EXERCISE INSTRUCTIONS ▸
Scan the material below for every line with the string "Wedding", and copy those lines.

DATA EXTRACT ▸
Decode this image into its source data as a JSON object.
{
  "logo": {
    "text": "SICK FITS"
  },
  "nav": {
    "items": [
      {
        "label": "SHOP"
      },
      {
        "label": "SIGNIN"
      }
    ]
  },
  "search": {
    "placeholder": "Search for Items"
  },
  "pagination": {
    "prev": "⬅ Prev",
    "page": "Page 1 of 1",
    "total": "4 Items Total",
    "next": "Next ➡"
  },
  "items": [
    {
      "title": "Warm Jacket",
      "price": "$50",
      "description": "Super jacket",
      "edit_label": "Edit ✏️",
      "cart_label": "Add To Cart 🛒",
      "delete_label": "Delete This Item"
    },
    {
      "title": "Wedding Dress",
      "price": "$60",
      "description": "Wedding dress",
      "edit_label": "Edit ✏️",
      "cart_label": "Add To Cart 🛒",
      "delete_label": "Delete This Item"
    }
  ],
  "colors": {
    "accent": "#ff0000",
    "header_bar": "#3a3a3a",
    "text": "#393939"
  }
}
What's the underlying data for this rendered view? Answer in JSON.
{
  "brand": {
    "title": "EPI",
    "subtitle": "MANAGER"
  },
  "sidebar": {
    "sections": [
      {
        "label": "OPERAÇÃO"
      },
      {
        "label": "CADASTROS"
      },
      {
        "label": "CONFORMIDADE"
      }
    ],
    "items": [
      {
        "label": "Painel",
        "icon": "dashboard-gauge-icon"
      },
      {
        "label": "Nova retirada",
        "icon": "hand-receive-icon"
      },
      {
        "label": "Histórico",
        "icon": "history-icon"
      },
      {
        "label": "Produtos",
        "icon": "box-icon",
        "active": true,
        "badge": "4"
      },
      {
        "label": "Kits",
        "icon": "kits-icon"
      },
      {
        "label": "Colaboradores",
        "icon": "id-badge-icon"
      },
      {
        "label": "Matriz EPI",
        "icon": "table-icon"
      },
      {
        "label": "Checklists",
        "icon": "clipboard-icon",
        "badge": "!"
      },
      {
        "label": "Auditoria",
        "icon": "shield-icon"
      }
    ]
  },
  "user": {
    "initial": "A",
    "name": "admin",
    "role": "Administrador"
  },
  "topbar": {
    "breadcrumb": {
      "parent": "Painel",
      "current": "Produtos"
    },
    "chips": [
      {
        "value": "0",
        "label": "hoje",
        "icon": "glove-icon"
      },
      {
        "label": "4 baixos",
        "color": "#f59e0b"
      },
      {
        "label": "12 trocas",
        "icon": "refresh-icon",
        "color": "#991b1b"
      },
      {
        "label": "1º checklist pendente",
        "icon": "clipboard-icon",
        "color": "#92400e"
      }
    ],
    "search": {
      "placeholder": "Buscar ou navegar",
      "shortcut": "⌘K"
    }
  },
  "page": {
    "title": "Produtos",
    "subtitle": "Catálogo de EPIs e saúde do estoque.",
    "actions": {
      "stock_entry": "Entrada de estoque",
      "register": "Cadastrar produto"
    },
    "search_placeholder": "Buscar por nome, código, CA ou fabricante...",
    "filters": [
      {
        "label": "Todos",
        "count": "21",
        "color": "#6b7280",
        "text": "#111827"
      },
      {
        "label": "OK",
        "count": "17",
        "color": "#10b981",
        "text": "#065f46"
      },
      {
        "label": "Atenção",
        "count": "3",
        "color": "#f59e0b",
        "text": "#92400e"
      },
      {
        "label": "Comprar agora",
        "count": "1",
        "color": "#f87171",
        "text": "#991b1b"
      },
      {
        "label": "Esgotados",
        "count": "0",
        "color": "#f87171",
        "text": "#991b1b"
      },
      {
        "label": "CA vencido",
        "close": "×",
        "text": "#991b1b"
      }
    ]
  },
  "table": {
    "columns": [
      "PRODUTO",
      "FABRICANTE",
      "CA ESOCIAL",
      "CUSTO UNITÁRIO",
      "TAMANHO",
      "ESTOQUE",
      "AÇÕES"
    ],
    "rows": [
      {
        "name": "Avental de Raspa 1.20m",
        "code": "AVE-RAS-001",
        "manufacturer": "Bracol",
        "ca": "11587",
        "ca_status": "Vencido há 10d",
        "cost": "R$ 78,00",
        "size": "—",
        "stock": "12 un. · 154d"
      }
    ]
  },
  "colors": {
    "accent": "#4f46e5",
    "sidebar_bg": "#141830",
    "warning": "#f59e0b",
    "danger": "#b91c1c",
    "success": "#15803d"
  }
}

RESPONSE TO THE EXERCISE ▸
      "title": "Wedding Dress",
      "description": "Wedding dress",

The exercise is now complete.